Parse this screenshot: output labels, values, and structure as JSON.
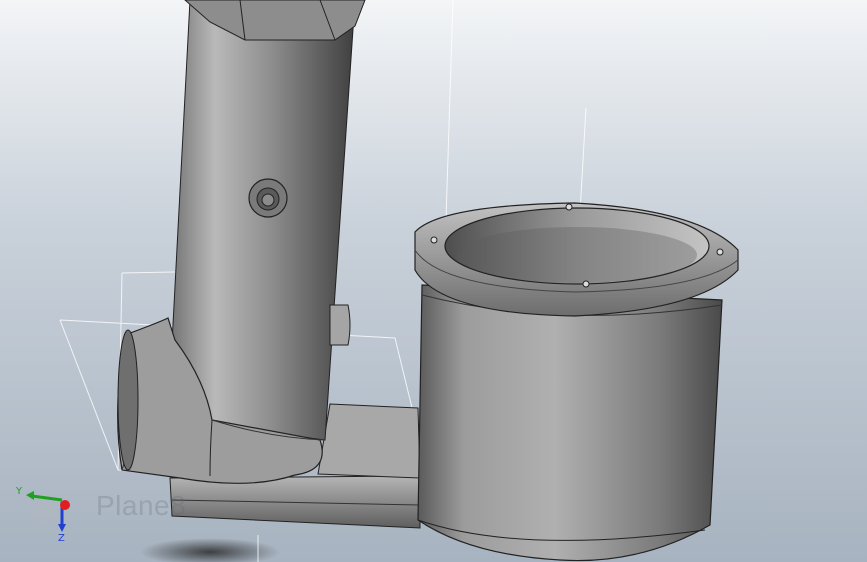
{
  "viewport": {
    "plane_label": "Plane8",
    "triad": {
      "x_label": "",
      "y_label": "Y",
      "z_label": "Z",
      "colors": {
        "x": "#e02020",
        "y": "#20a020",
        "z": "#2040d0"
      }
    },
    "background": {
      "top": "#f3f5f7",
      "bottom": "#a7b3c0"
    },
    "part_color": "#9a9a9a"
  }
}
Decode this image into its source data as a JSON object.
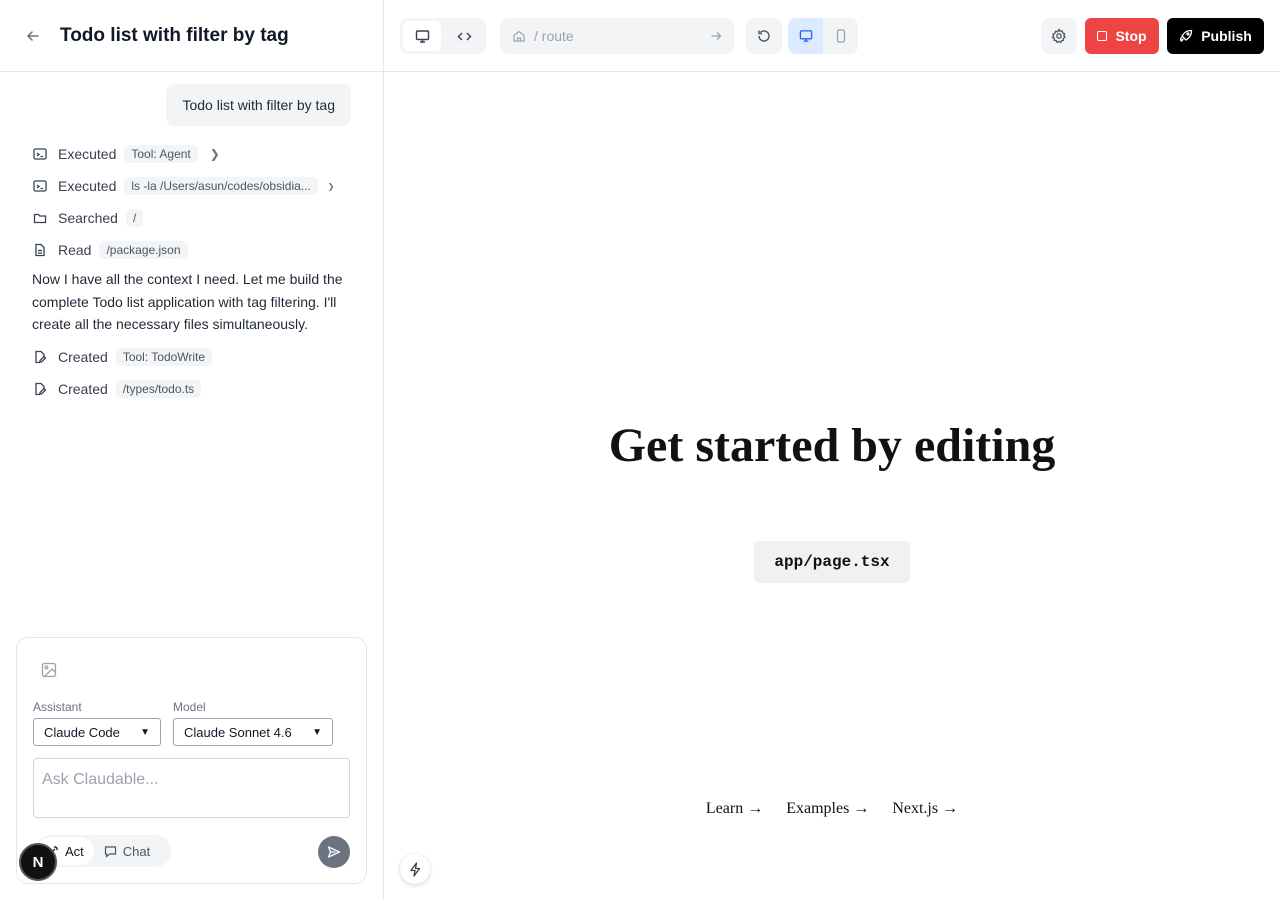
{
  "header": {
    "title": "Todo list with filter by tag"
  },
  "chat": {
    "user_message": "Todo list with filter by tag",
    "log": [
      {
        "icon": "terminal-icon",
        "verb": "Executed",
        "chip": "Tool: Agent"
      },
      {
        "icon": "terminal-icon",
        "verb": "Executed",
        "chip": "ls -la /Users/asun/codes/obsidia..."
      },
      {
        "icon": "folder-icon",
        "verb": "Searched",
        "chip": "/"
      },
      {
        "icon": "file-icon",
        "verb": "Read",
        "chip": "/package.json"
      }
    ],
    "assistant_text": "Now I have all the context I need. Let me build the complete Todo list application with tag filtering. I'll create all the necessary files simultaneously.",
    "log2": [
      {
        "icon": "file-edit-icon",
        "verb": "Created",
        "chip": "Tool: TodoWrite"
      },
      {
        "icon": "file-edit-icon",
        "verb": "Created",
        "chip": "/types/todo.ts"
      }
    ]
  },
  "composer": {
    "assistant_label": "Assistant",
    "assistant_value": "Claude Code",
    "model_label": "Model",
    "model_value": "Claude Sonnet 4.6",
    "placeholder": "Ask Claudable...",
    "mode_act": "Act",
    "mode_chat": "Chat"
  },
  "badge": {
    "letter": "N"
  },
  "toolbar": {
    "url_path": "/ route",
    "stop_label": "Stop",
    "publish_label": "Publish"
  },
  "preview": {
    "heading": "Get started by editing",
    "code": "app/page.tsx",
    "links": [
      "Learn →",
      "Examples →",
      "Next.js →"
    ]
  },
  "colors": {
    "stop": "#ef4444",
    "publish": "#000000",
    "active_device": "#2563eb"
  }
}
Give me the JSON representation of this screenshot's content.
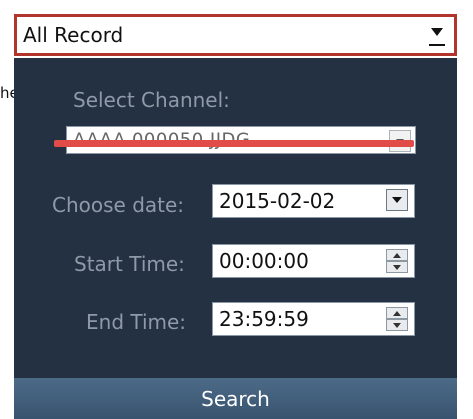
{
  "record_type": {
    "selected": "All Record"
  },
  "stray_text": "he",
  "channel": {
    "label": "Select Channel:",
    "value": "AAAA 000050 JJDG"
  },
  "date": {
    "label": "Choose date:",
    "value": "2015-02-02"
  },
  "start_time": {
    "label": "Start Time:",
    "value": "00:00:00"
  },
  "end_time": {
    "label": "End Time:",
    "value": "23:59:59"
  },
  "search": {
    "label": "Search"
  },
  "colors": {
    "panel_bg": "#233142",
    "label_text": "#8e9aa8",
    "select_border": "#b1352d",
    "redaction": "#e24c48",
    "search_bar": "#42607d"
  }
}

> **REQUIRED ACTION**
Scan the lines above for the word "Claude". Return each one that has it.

> **TASK OUTPUT**
    "assistant_value": "Claude Code",
    "model_value": "Claude Sonnet 4.6",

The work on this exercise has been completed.